Another place where Christ goes into greater detail than in other gospels is in Matthew 18 on the subject of reconciling with each other. This topic is addressed in the Sermon on the Mount as well, but here we see Christ take time to give specific instructions on how to get along with your brother in God. It was important to Christ for his followers to be unified and together. Remember, his closest followers ran the gamut of Jews. There was a zealot (Simon), a publican (Matthew), Levites (James the lesser and Matthew), followers of John the Baptist (Andrew and Phillip or John), and they all came from various backgrounds. Mixing differing social backgrounds and philosophical beliefs can often cause arguments and might lead to chaos. Christ chose to let his closest followers know how to handle discrepancies and arguments when they arose. He knew these men were human and that they wouldn't always get along. Reconciling their differences so they could get back to the work was important to Christ then and it is important to Christ now. How fortunate we are to have it straight from his mouth how we might handle ourselves when we come to impasses and disagreements.

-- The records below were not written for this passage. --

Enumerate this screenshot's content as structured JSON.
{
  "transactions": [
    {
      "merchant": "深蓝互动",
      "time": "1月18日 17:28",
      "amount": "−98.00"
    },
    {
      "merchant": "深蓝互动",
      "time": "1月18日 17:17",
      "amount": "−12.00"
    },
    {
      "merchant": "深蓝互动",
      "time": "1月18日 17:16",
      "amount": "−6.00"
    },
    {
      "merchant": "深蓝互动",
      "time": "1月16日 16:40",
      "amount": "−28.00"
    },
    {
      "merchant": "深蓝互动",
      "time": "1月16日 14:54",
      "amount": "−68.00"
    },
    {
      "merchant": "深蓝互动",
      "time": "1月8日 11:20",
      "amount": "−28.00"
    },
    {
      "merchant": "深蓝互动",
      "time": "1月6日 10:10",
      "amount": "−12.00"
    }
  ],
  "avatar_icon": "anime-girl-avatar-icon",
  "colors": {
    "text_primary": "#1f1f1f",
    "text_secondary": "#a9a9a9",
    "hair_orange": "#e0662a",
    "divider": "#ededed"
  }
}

The Man Who Would Lead
Many believe that it is because Peter's familiar statement of Christ's divinity that got him this cherished opportunity. However, there are several instances before this one where people make this assertion. Back in Matthew 14, all the disciples make the claim after he saved them (Matthew 14:33). In John, Nathanael made the claim after Christ revealed several things about him (John 1:49). Finally, Martha makes the assertion right before Christ raises Lazarus (John 11:27). What makes Peter's revelation of what so many others knew so special? It is in the words of Christ:
flesh and blood hath not revealed it unto thee, but my Father which is in heaven. (Matthew 16:17)
The disciples perceived it with their eyes. Nathanael heard it with his ears. Martha spoke it as a reflection of what had just been told her by Jesus. Peter had this revelation from another realm, though. It wasn't what he saw or heard or even felt that moved him. It was a delivery from the Spirit that he gladly received. A true revelation. The kind of revelation that led Matthew to get up from his seat and follow God. The kind of revelation that spurred all of Christ's followers to leave their jobs and comforts to pursue him.
That's what we find when we see the unique highlights of Matthew. We see messages and actions that change and develop people in their relationship with Christ so that they can be effective in their service of His Kingdom. We find a detailed and realistic approach to serving God as well. Finally, we learn how to interact with and treat others as well as the revelation and promises that God gives unto us. Of course, there is far more in this gospel than those concepts, but these ideas stand out in a unique way. We hope this unique look at Matthew's gospel has blessed you and we can't wait to discuss it more on the YouTube Podcast tomorrow!
Chris Farris is the author of The Way, a manual detailing how to implement the Beatitudes into your life. He review events and other media and offers other insights into writing and working for the Kingdom of God.